Begin Your PowerShell Scripting Adventure Today: From Scripting Novice to Automation Pro

Start Scripting with Confidence: PowerShell Basics for Beginners


PowerShell is a powerful scripting language and command-line shell designed for task automation and configuration management in Windows environments. Whether you're a system administrator, developer, or IT professional, mastering PowerShell can greatly enhance your productivity and efficiency.

What is PowerShell?

PowerShell is a task automation framework that consists of a command-line shell and scripting language built on the .NET framework. It enables users to automate repetitive tasks, manage system configurations, and perform administrative tasks efficiently.

Getting Started

To begin scripting in PowerShell, you first need to set up your environment. PowerShell comes pre-installed on most modern Windows systems. You can access it by opening PowerShell from the Start menu or by using the Windows Key + X shortcut and selecting "Windows PowerShell" or "Windows PowerShell (Admin)".

Basic Commands

In PowerShell, commands are called cmdlets, and they follow a Verb-Noun naming convention (e.g., Get-Process, New-Item). Here are some fundamental commands to get you started:

  • Get-ChildItem: Lists the files and folders in a directory.

  • Set-Location: Changes the current location (directory).

  • New-Item: Creates a new item (file or folder).

Variables and Data Types

PowerShell supports various data types like strings, integers, arrays, and hash tables. Variables are created using the $ symbol followed by the variable name.

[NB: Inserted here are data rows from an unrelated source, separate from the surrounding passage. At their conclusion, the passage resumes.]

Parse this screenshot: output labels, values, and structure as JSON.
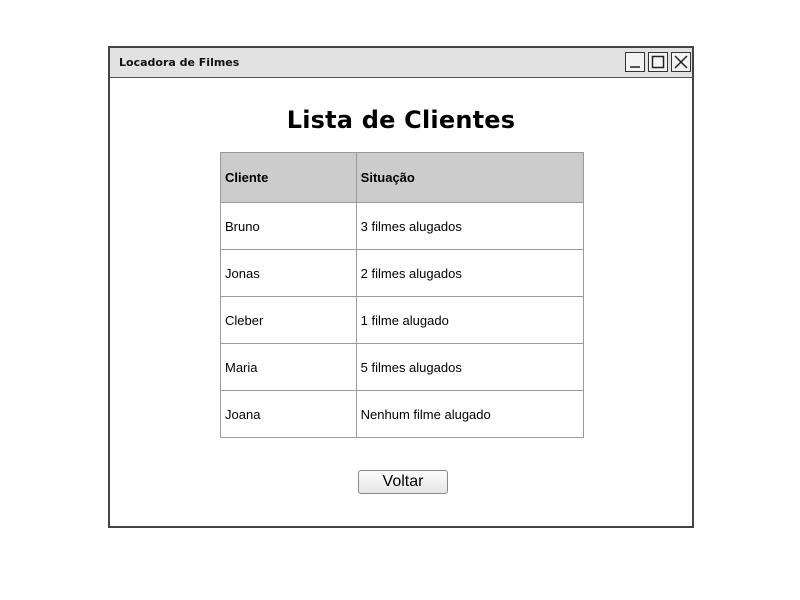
{
  "window": {
    "title": "Locadora de Filmes",
    "controls": {
      "minimize_icon": "minimize-icon",
      "maximize_icon": "maximize-icon",
      "close_icon": "close-icon"
    }
  },
  "page": {
    "title": "Lista de Clientes"
  },
  "table": {
    "headers": [
      "Cliente",
      "Situação"
    ],
    "rows": [
      [
        "Bruno",
        "3 filmes alugados"
      ],
      [
        "Jonas",
        "2 filmes alugados"
      ],
      [
        "Cleber",
        "1 filme alugado"
      ],
      [
        "Maria",
        "5 filmes alugados"
      ],
      [
        "Joana",
        "Nenhum filme alugado"
      ]
    ]
  },
  "actions": {
    "back_label": "Voltar"
  },
  "colors": {
    "titlebar_bg": "#e2e2e2",
    "header_bg": "#cccccc",
    "border": "#9a9a9a"
  }
}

Conditional Statements

Conditional statements like if, else, and switch allow you to control the flow of your scripts based on certain conditions.

Loops and Iteration

PowerShell supports, while, and do-while loops for repetitive tasks and iteration through collections.

Functions and Modules

You can encapsulate code into reusable functions and organize scripts into modules for better code management and reusability.

Input and Output

Interacting with users through input prompts (Read-Host) and displaying information (Write-Output) is essential for script interactivity.

Error Handling

Learn how to handle errors gracefully using try, catch, and finally blocks to improve the robustness of your scripts.

Practical Examples

Explore practical PowerShell scripts for everyday tasks like file management, system monitoring, and automation of routine operations.

Best Practices

Follow these best practices to write efficient and maintainable PowerShell scripts:

  • Use meaningful variable names.

  • Comment your code for clarity.

  • Test scripts in a safe environment before deployment.

Resources for Learning More

To deepen your understanding of PowerShell scripting, consider exploring online tutorials, official documentation, and specialized courses on platforms like Microsoft Learn and Udemy. 

PowerShell scripting is a valuable skill for anyone working in Windows environments, offering unparalleled automation capabilities and system management tools. Start your journey into PowerShell scripting today and unleash the full potential of your Windows systems.